===== Data to use =====

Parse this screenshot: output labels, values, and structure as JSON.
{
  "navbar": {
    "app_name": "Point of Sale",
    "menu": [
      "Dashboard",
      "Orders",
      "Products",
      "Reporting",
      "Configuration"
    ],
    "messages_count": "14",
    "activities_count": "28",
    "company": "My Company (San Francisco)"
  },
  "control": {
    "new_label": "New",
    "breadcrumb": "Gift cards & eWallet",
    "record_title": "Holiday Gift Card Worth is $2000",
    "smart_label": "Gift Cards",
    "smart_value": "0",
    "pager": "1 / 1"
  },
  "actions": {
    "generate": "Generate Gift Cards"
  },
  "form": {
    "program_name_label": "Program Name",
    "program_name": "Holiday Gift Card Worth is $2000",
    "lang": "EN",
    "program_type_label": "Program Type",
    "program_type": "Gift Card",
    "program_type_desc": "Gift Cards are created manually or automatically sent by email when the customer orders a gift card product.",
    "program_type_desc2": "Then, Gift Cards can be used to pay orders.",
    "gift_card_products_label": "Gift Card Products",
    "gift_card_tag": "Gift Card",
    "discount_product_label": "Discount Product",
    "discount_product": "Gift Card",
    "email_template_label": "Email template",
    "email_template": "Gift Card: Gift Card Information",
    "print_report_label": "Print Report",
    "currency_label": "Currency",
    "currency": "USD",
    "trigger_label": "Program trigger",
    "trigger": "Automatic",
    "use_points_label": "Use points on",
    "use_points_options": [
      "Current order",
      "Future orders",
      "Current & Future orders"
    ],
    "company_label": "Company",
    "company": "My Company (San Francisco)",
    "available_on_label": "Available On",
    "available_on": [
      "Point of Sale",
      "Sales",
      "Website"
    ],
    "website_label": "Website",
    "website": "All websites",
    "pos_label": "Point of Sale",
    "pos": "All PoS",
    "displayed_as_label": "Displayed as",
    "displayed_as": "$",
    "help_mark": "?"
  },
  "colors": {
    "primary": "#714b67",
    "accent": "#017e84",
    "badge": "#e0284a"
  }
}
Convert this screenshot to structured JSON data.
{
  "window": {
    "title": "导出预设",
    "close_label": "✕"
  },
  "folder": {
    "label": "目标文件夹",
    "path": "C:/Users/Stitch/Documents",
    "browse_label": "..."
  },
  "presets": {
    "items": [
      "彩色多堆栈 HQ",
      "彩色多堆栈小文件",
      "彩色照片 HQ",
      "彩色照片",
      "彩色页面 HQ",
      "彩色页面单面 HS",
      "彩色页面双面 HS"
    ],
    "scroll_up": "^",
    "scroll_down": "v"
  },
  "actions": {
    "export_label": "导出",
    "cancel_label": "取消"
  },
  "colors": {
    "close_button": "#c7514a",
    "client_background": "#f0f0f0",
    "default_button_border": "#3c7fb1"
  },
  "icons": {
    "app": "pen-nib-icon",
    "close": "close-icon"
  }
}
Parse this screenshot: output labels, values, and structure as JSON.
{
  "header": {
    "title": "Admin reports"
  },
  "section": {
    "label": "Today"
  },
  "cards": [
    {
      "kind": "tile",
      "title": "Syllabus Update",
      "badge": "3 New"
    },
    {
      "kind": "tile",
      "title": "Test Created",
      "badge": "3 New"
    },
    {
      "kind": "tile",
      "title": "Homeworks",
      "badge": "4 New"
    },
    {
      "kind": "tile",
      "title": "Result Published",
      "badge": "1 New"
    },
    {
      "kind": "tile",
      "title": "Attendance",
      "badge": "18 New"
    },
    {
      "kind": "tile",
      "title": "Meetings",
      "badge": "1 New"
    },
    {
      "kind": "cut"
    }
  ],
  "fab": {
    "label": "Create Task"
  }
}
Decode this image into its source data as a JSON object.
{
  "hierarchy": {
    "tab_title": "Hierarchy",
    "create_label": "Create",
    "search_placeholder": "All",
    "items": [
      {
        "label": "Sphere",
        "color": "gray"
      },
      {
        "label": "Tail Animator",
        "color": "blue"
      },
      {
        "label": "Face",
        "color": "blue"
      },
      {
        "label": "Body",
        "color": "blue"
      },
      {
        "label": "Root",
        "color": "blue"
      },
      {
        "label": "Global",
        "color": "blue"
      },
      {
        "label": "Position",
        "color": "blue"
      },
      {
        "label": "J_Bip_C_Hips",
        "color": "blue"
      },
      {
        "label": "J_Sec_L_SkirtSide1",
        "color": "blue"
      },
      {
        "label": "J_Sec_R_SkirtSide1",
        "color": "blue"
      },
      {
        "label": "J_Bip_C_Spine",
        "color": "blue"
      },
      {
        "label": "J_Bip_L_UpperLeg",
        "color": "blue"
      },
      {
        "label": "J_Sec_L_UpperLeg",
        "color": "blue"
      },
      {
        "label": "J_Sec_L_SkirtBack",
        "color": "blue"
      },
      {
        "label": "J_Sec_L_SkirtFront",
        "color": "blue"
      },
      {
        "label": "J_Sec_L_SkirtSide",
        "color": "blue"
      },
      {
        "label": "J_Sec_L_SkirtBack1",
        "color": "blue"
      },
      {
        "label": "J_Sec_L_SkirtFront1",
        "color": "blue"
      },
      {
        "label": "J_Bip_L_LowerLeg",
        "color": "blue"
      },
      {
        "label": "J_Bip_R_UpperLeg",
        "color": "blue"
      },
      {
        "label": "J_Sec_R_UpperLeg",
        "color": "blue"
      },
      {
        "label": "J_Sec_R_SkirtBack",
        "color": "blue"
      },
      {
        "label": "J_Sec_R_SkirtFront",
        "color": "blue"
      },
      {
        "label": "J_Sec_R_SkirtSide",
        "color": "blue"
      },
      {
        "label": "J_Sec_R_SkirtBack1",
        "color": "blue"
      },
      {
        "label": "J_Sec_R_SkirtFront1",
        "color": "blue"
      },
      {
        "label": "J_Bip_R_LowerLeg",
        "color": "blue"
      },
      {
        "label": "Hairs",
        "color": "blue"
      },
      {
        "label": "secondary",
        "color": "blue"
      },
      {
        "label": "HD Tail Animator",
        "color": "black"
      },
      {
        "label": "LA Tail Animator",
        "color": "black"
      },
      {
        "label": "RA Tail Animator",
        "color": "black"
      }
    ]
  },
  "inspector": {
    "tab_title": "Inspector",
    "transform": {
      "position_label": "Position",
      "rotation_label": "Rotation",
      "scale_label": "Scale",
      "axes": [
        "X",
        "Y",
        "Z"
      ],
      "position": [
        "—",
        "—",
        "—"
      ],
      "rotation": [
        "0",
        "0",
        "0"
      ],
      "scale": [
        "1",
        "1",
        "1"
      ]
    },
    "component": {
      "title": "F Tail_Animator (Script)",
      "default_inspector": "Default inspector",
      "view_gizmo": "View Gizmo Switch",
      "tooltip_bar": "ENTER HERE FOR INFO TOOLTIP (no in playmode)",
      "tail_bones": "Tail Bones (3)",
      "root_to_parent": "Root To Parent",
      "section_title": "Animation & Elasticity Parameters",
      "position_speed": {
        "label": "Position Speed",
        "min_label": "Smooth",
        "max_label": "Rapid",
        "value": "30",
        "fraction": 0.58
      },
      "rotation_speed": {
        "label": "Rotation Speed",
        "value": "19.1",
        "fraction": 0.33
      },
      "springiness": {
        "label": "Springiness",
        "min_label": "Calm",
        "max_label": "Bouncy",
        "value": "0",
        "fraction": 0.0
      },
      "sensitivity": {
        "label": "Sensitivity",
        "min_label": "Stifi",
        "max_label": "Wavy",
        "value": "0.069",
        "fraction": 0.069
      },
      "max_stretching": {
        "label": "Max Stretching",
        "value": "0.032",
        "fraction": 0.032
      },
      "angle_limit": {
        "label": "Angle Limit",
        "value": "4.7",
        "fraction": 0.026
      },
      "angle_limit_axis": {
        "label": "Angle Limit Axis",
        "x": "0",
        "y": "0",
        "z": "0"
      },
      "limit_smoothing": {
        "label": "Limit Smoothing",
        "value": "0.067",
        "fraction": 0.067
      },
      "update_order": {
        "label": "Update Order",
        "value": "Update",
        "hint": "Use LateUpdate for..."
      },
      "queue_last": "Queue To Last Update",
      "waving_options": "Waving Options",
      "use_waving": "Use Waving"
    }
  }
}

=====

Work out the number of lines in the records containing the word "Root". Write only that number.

Solution below | 2